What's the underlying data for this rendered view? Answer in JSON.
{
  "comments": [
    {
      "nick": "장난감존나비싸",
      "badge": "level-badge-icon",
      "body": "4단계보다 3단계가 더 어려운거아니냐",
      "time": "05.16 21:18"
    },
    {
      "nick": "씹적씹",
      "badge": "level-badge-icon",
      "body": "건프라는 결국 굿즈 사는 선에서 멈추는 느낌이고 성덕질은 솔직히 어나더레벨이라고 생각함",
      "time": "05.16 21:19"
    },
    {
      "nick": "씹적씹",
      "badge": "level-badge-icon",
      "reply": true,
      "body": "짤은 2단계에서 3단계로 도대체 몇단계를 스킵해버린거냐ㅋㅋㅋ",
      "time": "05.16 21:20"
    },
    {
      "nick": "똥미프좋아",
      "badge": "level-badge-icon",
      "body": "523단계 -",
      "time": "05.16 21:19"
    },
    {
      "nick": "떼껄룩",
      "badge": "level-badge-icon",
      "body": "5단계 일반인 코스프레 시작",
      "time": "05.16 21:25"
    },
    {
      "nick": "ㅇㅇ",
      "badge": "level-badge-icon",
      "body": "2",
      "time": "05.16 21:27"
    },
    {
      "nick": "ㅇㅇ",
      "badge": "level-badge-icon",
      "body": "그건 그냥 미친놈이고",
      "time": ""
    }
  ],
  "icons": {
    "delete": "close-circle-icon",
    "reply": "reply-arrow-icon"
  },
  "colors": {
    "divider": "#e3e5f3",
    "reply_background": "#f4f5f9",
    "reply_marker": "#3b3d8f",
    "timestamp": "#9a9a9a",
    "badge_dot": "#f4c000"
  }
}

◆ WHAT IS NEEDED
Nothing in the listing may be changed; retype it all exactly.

◆ ANSWER FOR THE TASK
What's the underlying data for this rendered view? Answer in JSON.
{
  "comments": [
    {
      "nick": "장난감존나비싸",
      "badge": "level-badge-icon",
      "body": "4단계보다 3단계가 더 어려운거아니냐",
      "time": "05.16 21:18"
    },
    {
      "nick": "씹적씹",
      "badge": "level-badge-icon",
      "body": "건프라는 결국 굿즈 사는 선에서 멈추는 느낌이고 성덕질은 솔직히 어나더레벨이라고 생각함",
      "time": "05.16 21:19"
    },
    {
      "nick": "씹적씹",
      "badge": "level-badge-icon",
      "reply": true,
      "body": "짤은 2단계에서 3단계로 도대체 몇단계를 스킵해버린거냐ㅋㅋㅋ",
      "time": "05.16 21:20"
    },
    {
      "nick": "똥미프좋아",
      "badge": "level-badge-icon",
      "body": "523단계 -",
      "time": "05.16 21:19"
    },
    {
      "nick": "떼껄룩",
      "badge": "level-badge-icon",
      "body": "5단계 일반인 코스프레 시작",
      "time": "05.16 21:25"
    },
    {
      "nick": "ㅇㅇ",
      "badge": "level-badge-icon",
      "body": "2",
      "time": "05.16 21:27"
    },
    {
      "nick": "ㅇㅇ",
      "badge": "level-badge-icon",
      "body": "그건 그냥 미친놈이고",
      "time": ""
    }
  ],
  "icons": {
    "delete": "close-circle-icon",
    "reply": "reply-arrow-icon"
  },
  "colors": {
    "divider": "#e3e5f3",
    "reply_background": "#f4f5f9",
    "reply_marker": "#3b3d8f",
    "timestamp": "#9a9a9a",
    "badge_dot": "#f4c000"
  }
}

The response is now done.